> _EXTRACTED DATA_:
_____

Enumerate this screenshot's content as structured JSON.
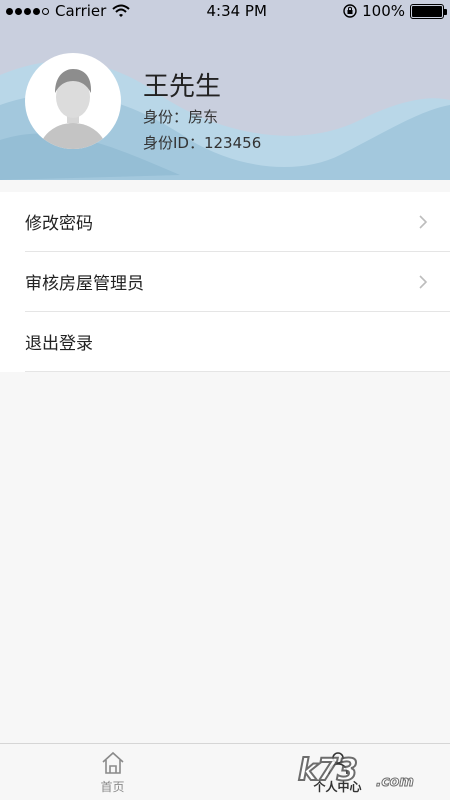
{
  "status_bar": {
    "carrier": "Carrier",
    "time": "4:34 PM",
    "battery": "100%",
    "battery_level": 1.0,
    "icons": [
      "signal-dots-icon",
      "wifi-icon",
      "rotation-lock-icon",
      "battery-icon"
    ]
  },
  "profile": {
    "name": "王先生",
    "role": "身份：房东",
    "id": "身份ID：123456",
    "avatar_icon": "default-avatar-icon"
  },
  "menu": {
    "items": [
      {
        "label": "修改密码",
        "has_chevron": true
      },
      {
        "label": "审核房屋管理员",
        "has_chevron": true
      },
      {
        "label": "退出登录",
        "has_chevron": false
      }
    ]
  },
  "tab_bar": {
    "tabs": [
      {
        "label": "首页",
        "icon": "home-icon",
        "active": false
      },
      {
        "label": "个人中心",
        "icon": "person-icon",
        "active": true
      }
    ]
  },
  "watermark": {
    "text": "k73.com"
  },
  "colors": {
    "header_bg": "#c9cfde",
    "wave_light": "#b7d6e8",
    "wave_dark": "#93bdd6",
    "page_bg": "#f7f7f7"
  }
}
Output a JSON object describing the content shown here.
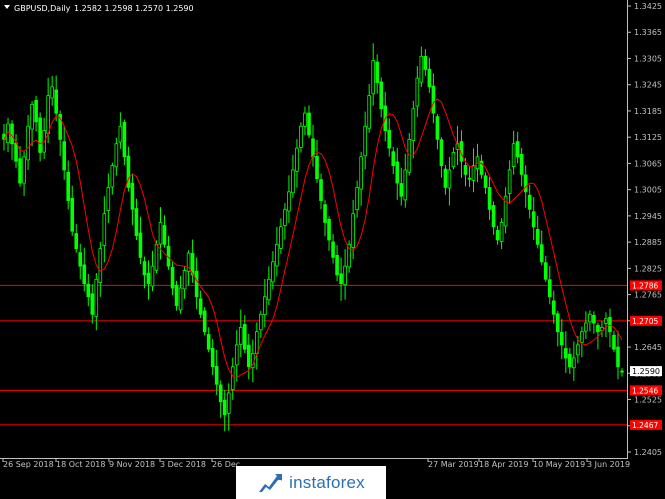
{
  "header": {
    "symbol_timeframe": "GBPUSD,Daily",
    "ohlc": "1.2582 1.2598 1.2570 1.2590"
  },
  "colors": {
    "background": "#000000",
    "candle": "#00ff00",
    "moving_average": "#ff0000",
    "level_line": "#ff0000",
    "axis_text": "#c0c0c0"
  },
  "chart_data": {
    "type": "candlestick",
    "title": "GBPUSD,Daily",
    "grid": false,
    "y_ticks": [
      "1.3425",
      "1.3365",
      "1.3305",
      "1.3245",
      "1.3185",
      "1.3125",
      "1.3065",
      "1.3005",
      "1.2945",
      "1.2885",
      "1.2825",
      "1.2765",
      "1.2705",
      "1.2645",
      "1.2585",
      "1.2525",
      "1.2465",
      "1.2405"
    ],
    "x_ticks": [
      "26 Sep 2018",
      "18 Oct 2018",
      "9 Nov 2018",
      "3 Dec 2018",
      "26 Dec",
      "27 Mar 2019",
      "18 Apr 2019",
      "10 May 2019",
      "3 Jun 2019"
    ],
    "ylim": [
      1.2405,
      1.3425
    ],
    "levels": [
      {
        "label": "1.2786",
        "value": 1.2786
      },
      {
        "label": "1.2705",
        "value": 1.2705
      },
      {
        "label": "1.2546",
        "value": 1.2546
      },
      {
        "label": "1.2467",
        "value": 1.2467
      }
    ],
    "current_price": {
      "label": "1.2590",
      "value": 1.259
    },
    "series": [
      {
        "kind": "ohlc",
        "close": [
          1.312,
          1.3155,
          1.311,
          1.307,
          1.302,
          1.308,
          1.315,
          1.32,
          1.316,
          1.309,
          1.314,
          1.322,
          1.324,
          1.318,
          1.312,
          1.305,
          1.298,
          1.291,
          1.287,
          1.283,
          1.279,
          1.276,
          1.272,
          1.28,
          1.287,
          1.295,
          1.301,
          1.306,
          1.311,
          1.315,
          1.308,
          1.301,
          1.296,
          1.29,
          1.285,
          1.281,
          1.279,
          1.283,
          1.288,
          1.293,
          1.288,
          1.283,
          1.278,
          1.274,
          1.278,
          1.282,
          1.286,
          1.281,
          1.276,
          1.272,
          1.268,
          1.264,
          1.26,
          1.256,
          1.252,
          1.249,
          1.254,
          1.26,
          1.265,
          1.269,
          1.264,
          1.26,
          1.263,
          1.268,
          1.272,
          1.276,
          1.28,
          1.284,
          1.288,
          1.292,
          1.296,
          1.3,
          1.305,
          1.31,
          1.315,
          1.318,
          1.313,
          1.308,
          1.303,
          1.298,
          1.293,
          1.289,
          1.285,
          1.281,
          1.279,
          1.283,
          1.288,
          1.295,
          1.301,
          1.308,
          1.315,
          1.322,
          1.33,
          1.325,
          1.319,
          1.314,
          1.31,
          1.306,
          1.302,
          1.299,
          1.305,
          1.312,
          1.319,
          1.326,
          1.331,
          1.328,
          1.324,
          1.318,
          1.312,
          1.306,
          1.301,
          1.305,
          1.309,
          1.311,
          1.307,
          1.304,
          1.303,
          1.306,
          1.308,
          1.304,
          1.301,
          1.296,
          1.292,
          1.289,
          1.293,
          1.299,
          1.305,
          1.311,
          1.308,
          1.304,
          1.3,
          1.296,
          1.292,
          1.288,
          1.284,
          1.28,
          1.276,
          1.272,
          1.268,
          1.265,
          1.262,
          1.26,
          1.262,
          1.265,
          1.268,
          1.27,
          1.272,
          1.27,
          1.268,
          1.269,
          1.271,
          1.268,
          1.264,
          1.26,
          1.259
        ]
      },
      {
        "kind": "moving_average",
        "name": ""
      }
    ]
  },
  "watermark": {
    "text": "instaforex",
    "icon": "instaforex-logo-icon"
  }
}
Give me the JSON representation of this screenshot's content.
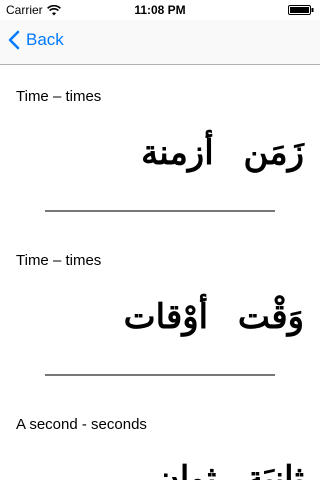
{
  "status_bar": {
    "carrier": "Carrier",
    "time": "11:08 PM"
  },
  "nav": {
    "back_label": "Back"
  },
  "entries": [
    {
      "english": "Time – times",
      "arabic": "زَمَن  أزمنة"
    },
    {
      "english": "Time – times",
      "arabic": "وَقْت  أوْقات"
    },
    {
      "english": "A second - seconds",
      "arabic": "ثانِيَة  ثوانٍ"
    }
  ]
}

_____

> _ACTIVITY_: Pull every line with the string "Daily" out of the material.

> _YOUR RESPONSE_:
    "symbol_timeframe": "GBPUSD,Daily",
    "title": "GBPUSD,Daily",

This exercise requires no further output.